There's a point in Anderson Falls that somehow marks the divide between the good and the bad. It comes along just after the opening scenes, a thrilling sequence that shows the M. O. of two killers played by Gary Cole and Richard Harmon. Shawn Ashmore is the cop who finds his wife dead, an apparent suicide that he knows is really murder. And it is the way the film shows his mindset after her death that, to me anyway, marks the start of a swift plummet in quality. Ashmore has a beard. Yes, this is a film in which a good cop is shown to be upset by the fact that he has given up on shaving. Because we all know that if you give up on shaving then you give up on life.
At the risk of spoiling anything for viewers tempted to see the film, that first paragraph sums up the film. That's it. Ashmore is the only cop convinced that a number of suicides are actually homicides. He knows this because his wife would never kill herself, she had everything to live for. While obsessing over the case, he upsets his ex-partner-now-Captain (Daniella Alonso), he upsets his mother (Lin Shaye) and he keeps delaying a planned trip to Disneyland with his son (Judah Mackey).
First of all, if you are director Julien Seri, or if you're a friend of his in any way, then please look away now. Seri was supposed to be presenting this film as the first film on the final day of Glasgow Frightfest 2020, but technical issues meant that it ended up being the last film of the festival. And Seri kindly stuck around for the whole day, introducing his movie in a small Q & A session. He seemed very nice, and earnest in what he seems to view as a decent little thriller with some nice twists and turns. Which is why he, or anyone who knows him, should look away now.
Anderson Falls is absolutely awful, in a way that made many viewers laugh out loud during moments that weren't really designed to be comedic. A lot of the problems lie with the script, by Giles Daoust. I'm not familiar with the filmography of Daoust, and this doesn't make me want to check out anything else he has done. Interestingly, he wrote and directed a movie called The Room back in 2006. Maybe he's always wanted to tap into the same rich vein of comedy gold that Tommy Wiseau lucked into with his movie, and maybe Anderson Falls is his best attempt at that. If so, well done. He almost manages it.

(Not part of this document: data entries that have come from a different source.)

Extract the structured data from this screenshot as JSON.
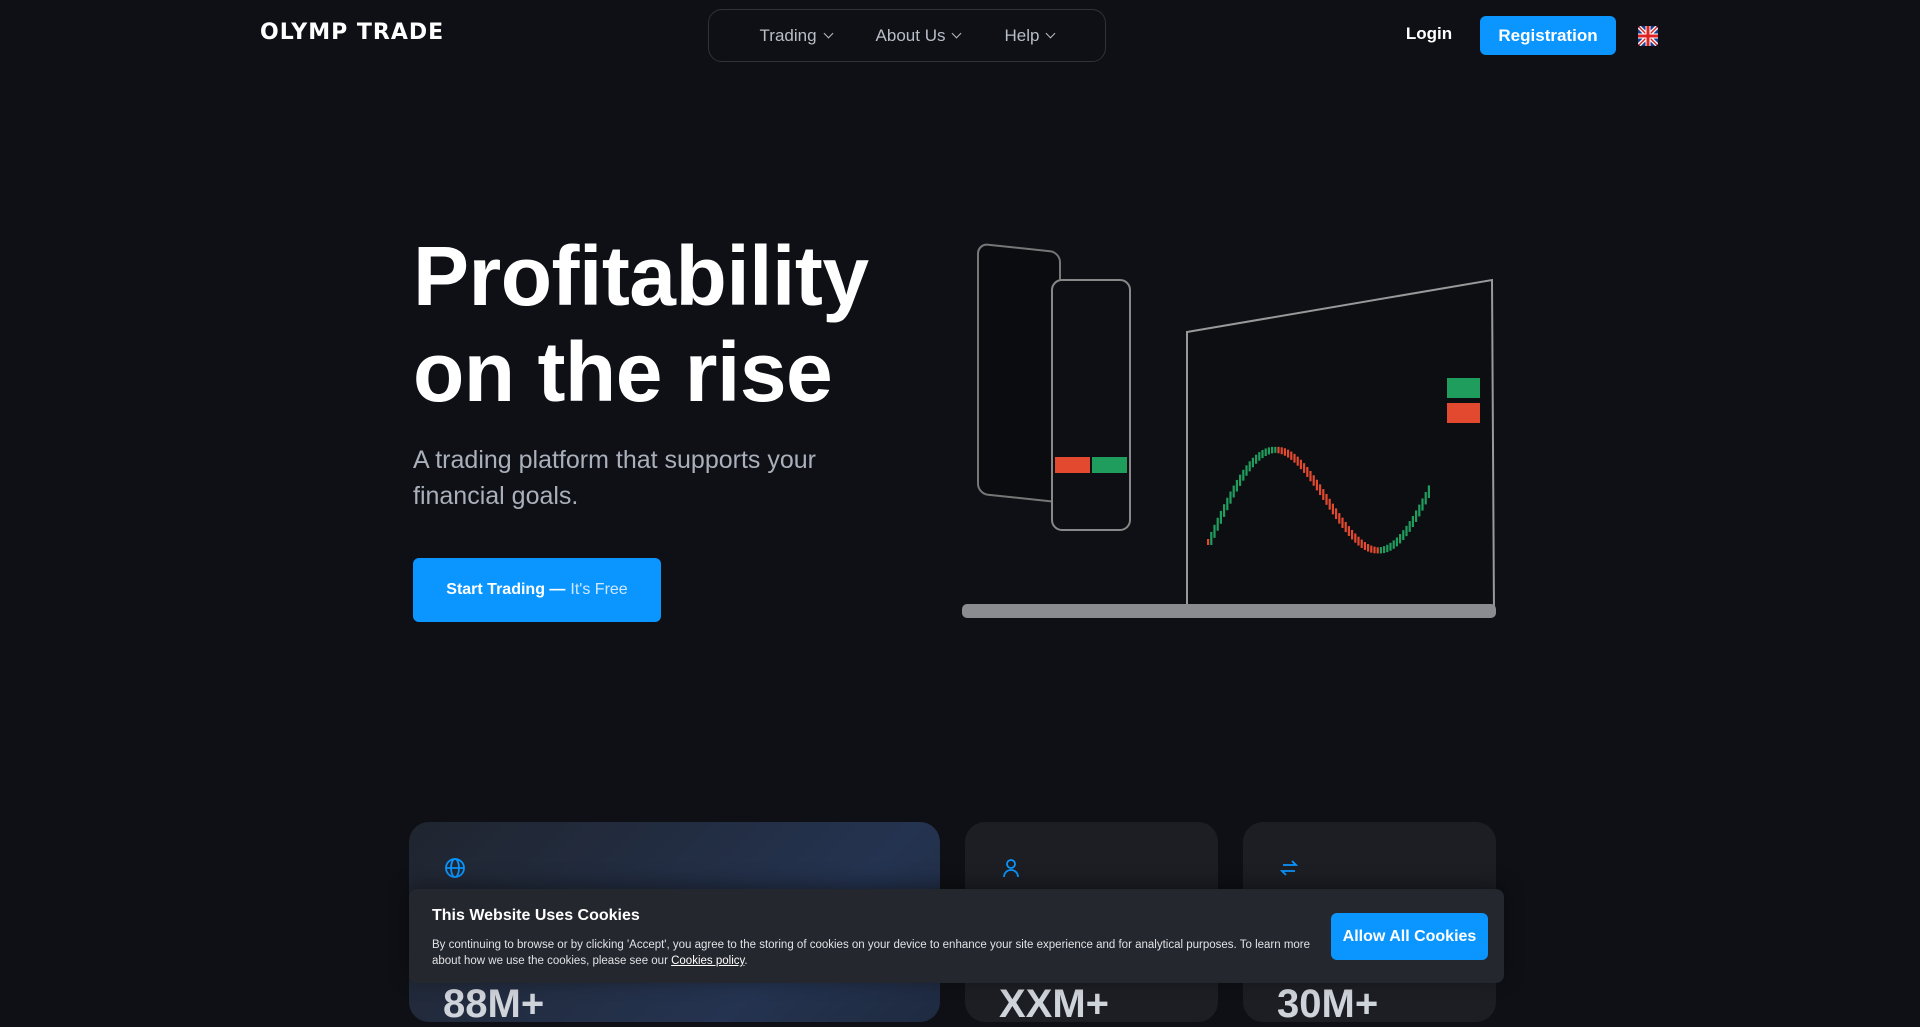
{
  "header": {
    "logo": "OLYMP TRADE",
    "nav": [
      {
        "label": "Trading"
      },
      {
        "label": "About Us"
      },
      {
        "label": "Help"
      }
    ],
    "login": "Login",
    "registration": "Registration",
    "language_flag": "uk-flag-icon"
  },
  "hero": {
    "title_line1": "Profitability",
    "title_line2": "on the rise",
    "subtitle": "A trading platform that supports your financial goals.",
    "cta_main": "Start Trading —",
    "cta_free": "It's Free"
  },
  "cards": [
    {
      "icon": "globe-icon",
      "stat": "88M+"
    },
    {
      "icon": "user-icon",
      "stat": "XXM+"
    },
    {
      "icon": "arrows-exchange-icon",
      "stat": "30M+"
    }
  ],
  "cookie": {
    "title": "This Website Uses Cookies",
    "text": "By continuing to browse or by clicking 'Accept', you agree to the storing of cookies on your device to enhance your site experience and for analytical purposes. To learn more about how we use the cookies, please see our",
    "link": "Cookies policy",
    "button": "Allow All Cookies"
  },
  "colors": {
    "accent": "#0b96ff",
    "background": "#0e1015",
    "buy": "#1f9d5c",
    "sell": "#e2492f"
  }
}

This is a film you must see if you want to watch Shawn Ashmore stringing together various photos and news items a la Charlie Day in that popular conspiracy theory image, or if you want to see him shouting "I hate you, I hate you" at those same photos, or even chuckle at him just moments later telling his captain that he has managed to think like the killers and has a list of women he would kill next. Because the killers kill women. Every time. And make it look like the same kind of suicide. Every time. And there's no actual reason for it. No, nothing. Seriously. Which doesn't stop the killers having their own board of connected items and photos in their house basement, despite none of the victims being connected in any way.
Perhaps you'd like to watch a black and white image of Shawn Ashmore making faces alongside other black and white images of Shawn Ashmore making faces in a fleeting scene that looks like the rough cut of a 1980s Godley & Creme music video. Well, good times, this is the film for you. Or maybe you like Gary Cole, who is a great actor, but want to see how he deals with some of the worst dialogue that he's ever been given. Again, have your fill.
I doubt that a better cast could have helped this, considering how much both Cole and Shaye even struggle to do their usual good work, but Ashmore is far from a strong lead. I LIKE Ashmore, I really do, but he is not the right fit for this role. At all. Alonso gets to utter every typical Police Captain line to the troubled cop she cares about, of course, and Mackey is a child, so he can either greatly improve in the next few years or eventually quit if he continues to be as bad as he is here. It's Harmon who comes out of this best, and it's no coincidence that he also has the least lines of dialogue.
Julien Seri got himself a fair few fans with his previous movie, Night Fare (which I have yet to see). I can't see this one making him popular with anyone, aside from bad movie connoisseurs. Avoid at all costs.